DATASET EXCERPTS:

◇ ◇ ◇ ◇ ◇

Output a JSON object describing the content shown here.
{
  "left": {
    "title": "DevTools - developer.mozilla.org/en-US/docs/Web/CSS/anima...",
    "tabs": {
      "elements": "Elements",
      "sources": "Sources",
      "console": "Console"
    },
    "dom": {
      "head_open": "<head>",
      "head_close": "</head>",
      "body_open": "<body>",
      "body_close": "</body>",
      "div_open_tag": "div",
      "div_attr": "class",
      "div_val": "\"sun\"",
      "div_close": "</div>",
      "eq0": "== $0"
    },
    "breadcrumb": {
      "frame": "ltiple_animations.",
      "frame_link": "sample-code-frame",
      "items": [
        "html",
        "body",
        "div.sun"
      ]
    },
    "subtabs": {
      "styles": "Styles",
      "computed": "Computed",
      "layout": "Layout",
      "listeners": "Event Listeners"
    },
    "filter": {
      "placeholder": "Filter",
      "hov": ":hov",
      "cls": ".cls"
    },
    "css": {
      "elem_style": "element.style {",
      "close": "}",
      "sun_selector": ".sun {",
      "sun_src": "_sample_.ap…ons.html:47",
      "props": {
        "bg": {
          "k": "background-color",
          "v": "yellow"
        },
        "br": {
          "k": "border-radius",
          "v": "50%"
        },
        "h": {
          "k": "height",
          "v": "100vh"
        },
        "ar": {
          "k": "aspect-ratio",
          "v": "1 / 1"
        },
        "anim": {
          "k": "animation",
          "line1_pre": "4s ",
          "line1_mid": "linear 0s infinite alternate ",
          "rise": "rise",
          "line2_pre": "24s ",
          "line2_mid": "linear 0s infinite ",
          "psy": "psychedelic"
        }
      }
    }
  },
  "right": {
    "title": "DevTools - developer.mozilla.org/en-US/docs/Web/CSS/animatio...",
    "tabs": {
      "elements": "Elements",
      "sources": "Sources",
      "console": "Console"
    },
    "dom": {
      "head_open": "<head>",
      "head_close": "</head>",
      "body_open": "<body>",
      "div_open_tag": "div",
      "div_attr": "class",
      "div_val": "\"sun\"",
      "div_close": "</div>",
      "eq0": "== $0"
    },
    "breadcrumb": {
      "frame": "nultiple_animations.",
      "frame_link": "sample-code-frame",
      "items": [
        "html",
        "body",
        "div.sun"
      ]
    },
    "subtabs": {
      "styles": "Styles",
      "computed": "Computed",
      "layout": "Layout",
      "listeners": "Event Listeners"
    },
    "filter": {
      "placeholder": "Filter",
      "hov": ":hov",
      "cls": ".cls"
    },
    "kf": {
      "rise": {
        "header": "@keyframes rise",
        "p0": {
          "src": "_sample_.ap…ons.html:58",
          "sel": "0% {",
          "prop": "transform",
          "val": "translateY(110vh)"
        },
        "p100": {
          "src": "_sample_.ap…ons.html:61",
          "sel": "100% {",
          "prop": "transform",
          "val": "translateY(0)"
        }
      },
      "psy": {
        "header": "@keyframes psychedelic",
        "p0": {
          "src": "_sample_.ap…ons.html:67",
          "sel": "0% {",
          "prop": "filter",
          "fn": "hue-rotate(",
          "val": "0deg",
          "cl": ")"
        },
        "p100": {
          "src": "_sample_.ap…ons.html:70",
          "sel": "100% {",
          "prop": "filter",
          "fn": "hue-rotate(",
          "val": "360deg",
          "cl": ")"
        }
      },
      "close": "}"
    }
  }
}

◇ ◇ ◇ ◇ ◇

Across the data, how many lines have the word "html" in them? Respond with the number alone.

COMPLETED EXERCISE: 7